This year, I've chosen to focus on Self-Publishing. It's something I've been doing for about 4 years now, and despite my low midlist status, I have learned quite a few things. Instead of hosting seminars and charging admission, or selling a book on How to Self Publish, I'm going to share this knowledge with you, the reader, FOR FREE. That's right, April is All About Self-Publishing.
If you're not interested in learning how to self-publish, or if you just can't read enough, check out my fiction blog over at STONE SOLDIERS. For the third year, I'm going to be doing listings of people, places, and things from my Supernatural Military Thriller series. But this year, instead of looking back at what's been done, I'm going to look ahead, and offer a sneak peak at what's to come in 2016 and 2017.

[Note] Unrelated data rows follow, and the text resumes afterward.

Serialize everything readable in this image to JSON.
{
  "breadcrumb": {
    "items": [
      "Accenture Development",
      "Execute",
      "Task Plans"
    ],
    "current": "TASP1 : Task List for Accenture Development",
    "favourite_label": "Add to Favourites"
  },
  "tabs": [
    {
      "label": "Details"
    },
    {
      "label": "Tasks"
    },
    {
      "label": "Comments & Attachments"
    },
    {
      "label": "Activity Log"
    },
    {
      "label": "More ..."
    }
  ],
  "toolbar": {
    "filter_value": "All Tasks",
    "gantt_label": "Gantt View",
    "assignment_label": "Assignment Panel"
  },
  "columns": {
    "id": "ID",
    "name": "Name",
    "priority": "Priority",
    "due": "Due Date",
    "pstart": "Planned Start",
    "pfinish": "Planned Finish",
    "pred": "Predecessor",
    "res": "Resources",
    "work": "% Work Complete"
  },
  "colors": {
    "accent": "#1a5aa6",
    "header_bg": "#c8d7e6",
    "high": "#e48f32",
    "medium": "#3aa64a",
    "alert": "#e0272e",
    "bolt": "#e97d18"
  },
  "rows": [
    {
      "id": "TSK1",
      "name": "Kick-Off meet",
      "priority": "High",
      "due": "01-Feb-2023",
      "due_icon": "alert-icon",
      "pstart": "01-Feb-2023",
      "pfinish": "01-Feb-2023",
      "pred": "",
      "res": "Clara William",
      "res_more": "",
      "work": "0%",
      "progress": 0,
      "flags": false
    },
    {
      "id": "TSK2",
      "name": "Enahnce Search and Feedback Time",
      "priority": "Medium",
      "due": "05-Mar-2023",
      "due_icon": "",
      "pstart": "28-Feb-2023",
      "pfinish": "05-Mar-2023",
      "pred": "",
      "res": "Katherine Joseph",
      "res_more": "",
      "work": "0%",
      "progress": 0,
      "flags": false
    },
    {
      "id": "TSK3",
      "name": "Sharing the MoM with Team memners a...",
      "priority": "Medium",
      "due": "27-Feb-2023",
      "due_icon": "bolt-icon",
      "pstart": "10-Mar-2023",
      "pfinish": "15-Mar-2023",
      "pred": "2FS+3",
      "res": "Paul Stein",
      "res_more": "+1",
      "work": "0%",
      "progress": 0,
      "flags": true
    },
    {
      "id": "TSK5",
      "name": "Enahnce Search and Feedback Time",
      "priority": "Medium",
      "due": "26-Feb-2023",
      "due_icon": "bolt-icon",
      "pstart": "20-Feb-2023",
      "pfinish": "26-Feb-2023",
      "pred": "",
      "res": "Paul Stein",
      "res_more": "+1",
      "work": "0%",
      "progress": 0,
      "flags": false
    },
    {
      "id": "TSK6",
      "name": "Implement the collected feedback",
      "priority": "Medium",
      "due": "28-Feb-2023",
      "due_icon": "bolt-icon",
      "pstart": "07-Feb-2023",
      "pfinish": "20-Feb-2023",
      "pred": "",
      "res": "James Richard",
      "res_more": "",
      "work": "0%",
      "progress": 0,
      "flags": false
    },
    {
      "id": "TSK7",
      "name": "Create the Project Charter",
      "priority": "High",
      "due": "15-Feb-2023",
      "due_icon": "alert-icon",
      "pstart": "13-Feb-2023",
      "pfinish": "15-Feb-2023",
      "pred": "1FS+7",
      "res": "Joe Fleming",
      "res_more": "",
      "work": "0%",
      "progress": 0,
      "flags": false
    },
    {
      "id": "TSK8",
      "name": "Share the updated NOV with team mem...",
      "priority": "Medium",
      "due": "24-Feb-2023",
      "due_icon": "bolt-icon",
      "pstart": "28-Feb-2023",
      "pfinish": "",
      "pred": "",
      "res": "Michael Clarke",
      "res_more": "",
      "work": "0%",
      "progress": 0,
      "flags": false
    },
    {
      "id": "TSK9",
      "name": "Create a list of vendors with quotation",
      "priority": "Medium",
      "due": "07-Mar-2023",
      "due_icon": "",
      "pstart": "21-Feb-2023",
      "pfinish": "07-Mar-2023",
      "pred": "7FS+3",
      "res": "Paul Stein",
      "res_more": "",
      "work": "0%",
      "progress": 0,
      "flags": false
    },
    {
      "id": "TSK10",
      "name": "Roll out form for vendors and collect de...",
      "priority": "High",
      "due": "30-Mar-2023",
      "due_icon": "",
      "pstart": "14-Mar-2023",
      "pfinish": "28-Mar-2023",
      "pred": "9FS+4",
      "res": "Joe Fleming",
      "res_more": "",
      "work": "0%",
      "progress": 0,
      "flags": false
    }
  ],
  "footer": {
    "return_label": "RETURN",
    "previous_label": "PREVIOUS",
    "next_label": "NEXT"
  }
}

Now back to self-pubbing...
When you hear, or read, the words "Boxed Set" what springs to mind? For me, it is Star Wars. I distinctly remember buying a set of all three Original trilogy movies, on VHS, that came in a cardboard box adorned with images from the films. This was my first "boxed set". So called because it comes in a box.
Boxed sets have gone on to become a mainstay with movies. They can be particularly pricey, since you're getting so much content. But it is awfully convenient to get all that content in one package.
Books are no different. Books come in boxed content. Fancy hardback editions in custom boxes. My daughter's first boxed set was in the American Girl series, and looked something like this:
Before boxed sets though, there were collections of books called Anthologies. Basically, a book with a lot of stories in it, all from the same author or from different authors. And then there's the omnibus, a book that's actually three or more books in one. My first Omnibus was a Doc Savage collection I bought back in the 1980s...
Today there is a trend that absolutely irritates the shit out of me in the independant author circles. Self publishers are bundling their e-books together, then using graphics programs to create an image of what the box might look like if these were print books. They then sell these as "Boxed Sets."
I complained about this recently in my irregular Thor's Day Rants: "The Box is as Lie".
Why does it bother me? Because it's dishonest or stupid. Either these self-publishers are lying/trying to trick customers by creating the impression they have an actual boxed set, or they're too stupid to understand that boxed set literally means a set of things offered in a box.
Don't get me wrong, bundling is a fantastic idea. Sometimes, readers want to buy a shit ton of reading material in one pop. For them, the collection/omnibus/anthology is a Godsend. Personally, I every three books in my Stone Soldiers series is compiled into an omnibus and released a month after the final third installment. I've also compiled some of my shorts together. None of them sell as well as the individual installments but I like to give customers a choice.
If you're thinking about a compilation, think about price before you think about jumping on the idiot bandwagon and slinging cardboard descriptors about willy nilly. Readers will figure out what you're offering when you use the correct terminology: compilation, for example. What will really get their attention isn't some mock up of what a cardboard home for the print version of your work, but rather the price.
Don't charge full price for all the installments you've bundled. There's no incentive there for the reader to buy them at once. Instead, give them one of three for free or something. Three books normally listed at $2.99 each seem a lot more buyable when the omnibus price is $5.99.
Formatting might be problematic for longer works. Combining three of your 200,000 word epics in one file might make your laptop turn more sluggish than a snail in amber. You need to consider if it's really worth the effort. Will discounting your books produce results equal to the aggravation of a new version of your work?
After all my griping about incorrect terminology, I have to say that I'm not that inclined to do many more Omnibuses. They don't seem to sell that many copies. That could be due to my small audience, or it could be that since we're talking e-books, it doesn't matter if they're individual files or one huge one--they're all going on one electronic reader anyways.
Check back Monday for the next article on self-publishing: COVERS. Until then, check the comments below for links to other A to Zers participating in the Blog Challenge 2016.